On the 4th December, 1852, Mills appeared in Court and filed his affidavit setting forth the above facts, and resisted the application of Dunham, but the Court, after hearing the parties, ordered him to appear before L. Saunders, Jr., as referee, and answer on the original garnishee, to which order Mills excepted.
Mills afterwards appeared before Saunders, the referee, and denied that he owed said Keith anything at the time of the service of the garnishee, or at any future time, and denied all responsibility in the premises.
Dunham then appeared before the Court, and moved that an issue be formed between himself and Mills, garnishee, which the Court overruled, and Dunham excepted.
JUDGES: Heydenfeldt, Justice, delivered the opinion of the Court. Wells, Justice, concurred.

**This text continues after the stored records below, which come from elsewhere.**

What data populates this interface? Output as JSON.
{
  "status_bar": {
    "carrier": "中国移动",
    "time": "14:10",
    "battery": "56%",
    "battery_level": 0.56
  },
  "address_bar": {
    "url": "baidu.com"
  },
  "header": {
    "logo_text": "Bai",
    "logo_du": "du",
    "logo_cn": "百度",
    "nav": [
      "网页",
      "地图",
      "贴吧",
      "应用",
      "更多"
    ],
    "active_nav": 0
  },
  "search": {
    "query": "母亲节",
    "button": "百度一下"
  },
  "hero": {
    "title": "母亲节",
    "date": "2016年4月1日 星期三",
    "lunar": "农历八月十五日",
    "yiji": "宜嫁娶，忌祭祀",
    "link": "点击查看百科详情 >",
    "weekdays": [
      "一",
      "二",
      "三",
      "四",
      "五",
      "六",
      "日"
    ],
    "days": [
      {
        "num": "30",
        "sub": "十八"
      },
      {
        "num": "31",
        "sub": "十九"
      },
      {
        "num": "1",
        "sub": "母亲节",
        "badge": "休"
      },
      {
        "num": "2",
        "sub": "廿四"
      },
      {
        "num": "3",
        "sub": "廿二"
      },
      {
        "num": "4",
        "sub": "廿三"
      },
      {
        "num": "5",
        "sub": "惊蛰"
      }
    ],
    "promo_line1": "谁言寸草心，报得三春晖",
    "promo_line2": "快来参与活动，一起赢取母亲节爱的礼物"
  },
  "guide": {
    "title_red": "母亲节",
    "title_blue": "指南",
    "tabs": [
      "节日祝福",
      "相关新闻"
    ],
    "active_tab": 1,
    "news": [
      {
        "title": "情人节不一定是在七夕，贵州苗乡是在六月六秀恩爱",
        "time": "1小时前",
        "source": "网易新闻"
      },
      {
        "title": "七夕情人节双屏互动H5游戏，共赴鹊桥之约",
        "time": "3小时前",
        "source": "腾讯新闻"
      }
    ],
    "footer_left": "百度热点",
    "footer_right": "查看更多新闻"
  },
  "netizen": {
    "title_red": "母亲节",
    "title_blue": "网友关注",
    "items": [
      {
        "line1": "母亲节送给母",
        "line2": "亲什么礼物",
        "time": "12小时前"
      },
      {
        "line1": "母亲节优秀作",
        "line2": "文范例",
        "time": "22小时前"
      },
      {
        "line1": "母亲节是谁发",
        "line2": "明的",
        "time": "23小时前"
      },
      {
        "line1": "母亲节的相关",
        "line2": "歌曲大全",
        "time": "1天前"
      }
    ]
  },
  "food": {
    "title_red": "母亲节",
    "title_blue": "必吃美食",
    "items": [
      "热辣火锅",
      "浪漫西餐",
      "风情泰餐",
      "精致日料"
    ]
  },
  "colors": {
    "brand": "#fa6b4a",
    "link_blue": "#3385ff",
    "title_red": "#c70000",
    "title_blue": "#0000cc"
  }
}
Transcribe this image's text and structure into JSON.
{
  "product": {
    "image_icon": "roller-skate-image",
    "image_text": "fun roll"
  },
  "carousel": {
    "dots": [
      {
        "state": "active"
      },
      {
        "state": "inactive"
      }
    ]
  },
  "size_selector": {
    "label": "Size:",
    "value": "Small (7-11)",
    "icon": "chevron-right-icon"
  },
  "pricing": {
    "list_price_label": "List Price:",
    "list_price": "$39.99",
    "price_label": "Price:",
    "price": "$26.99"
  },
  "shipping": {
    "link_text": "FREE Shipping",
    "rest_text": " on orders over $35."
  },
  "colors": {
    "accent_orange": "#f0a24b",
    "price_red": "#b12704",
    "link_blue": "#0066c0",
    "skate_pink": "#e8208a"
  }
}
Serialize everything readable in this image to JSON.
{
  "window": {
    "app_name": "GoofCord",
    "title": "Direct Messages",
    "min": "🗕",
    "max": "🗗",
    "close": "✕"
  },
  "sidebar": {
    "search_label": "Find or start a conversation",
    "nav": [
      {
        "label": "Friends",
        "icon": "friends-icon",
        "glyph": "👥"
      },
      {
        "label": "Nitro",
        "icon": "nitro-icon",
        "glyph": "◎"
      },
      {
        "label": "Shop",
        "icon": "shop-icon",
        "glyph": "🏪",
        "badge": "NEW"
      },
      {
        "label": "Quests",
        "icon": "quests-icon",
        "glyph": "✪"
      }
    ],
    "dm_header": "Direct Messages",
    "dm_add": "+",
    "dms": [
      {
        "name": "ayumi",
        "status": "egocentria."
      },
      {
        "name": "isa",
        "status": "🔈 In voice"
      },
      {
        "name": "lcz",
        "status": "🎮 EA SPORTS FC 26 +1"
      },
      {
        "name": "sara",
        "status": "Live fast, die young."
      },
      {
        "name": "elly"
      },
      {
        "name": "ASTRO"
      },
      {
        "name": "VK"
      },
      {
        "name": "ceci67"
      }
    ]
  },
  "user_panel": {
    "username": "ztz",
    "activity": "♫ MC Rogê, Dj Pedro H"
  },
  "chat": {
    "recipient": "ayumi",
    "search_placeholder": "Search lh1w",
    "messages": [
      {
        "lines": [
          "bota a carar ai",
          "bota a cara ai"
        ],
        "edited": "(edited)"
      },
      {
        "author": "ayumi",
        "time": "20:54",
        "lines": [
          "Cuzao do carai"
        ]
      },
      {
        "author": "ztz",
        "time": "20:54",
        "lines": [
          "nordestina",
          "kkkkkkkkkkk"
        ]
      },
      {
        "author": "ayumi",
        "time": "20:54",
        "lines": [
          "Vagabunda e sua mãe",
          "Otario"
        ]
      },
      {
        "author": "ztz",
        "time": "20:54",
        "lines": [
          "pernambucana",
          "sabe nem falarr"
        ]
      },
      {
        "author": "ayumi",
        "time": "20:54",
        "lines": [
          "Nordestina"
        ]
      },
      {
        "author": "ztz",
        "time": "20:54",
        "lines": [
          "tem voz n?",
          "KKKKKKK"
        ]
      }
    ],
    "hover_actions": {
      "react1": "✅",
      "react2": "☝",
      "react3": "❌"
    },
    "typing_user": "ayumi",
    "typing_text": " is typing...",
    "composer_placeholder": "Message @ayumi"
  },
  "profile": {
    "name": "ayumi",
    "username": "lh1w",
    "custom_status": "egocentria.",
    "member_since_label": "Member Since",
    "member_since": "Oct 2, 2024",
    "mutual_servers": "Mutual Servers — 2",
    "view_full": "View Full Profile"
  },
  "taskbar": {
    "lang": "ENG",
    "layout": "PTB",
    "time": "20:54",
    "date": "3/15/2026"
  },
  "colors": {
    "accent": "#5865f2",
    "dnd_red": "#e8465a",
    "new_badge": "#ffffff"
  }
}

Where a garnishee, in discharge of a rule, answers, under oath, that he was released by the plaintiff from his obligation to answer, and that the plaintiff had abandoned his examination, he should be discharged by the Court without further delay, unless his answer is controverted by the affidavit of the plaintiff.
And while a party is garnisheed to answer on a certain day, and appears, and the summoning party declines, or is not prepared to take his answer, and a term elapses without any action on the garnishment, the summons is discontinued, and the party discharged from liability to answer. This rule results from the peculiar relationship of the garnishee to the action. He at first partakes more of the character of a witness than a party; and as well might a witness be expected forever to appear because of one summons for a certain day. The business relations of men, who thus become incidentally connected with the litigation of others, cannot be allowed to be indefinitely suspended on account of the gross laches of those others.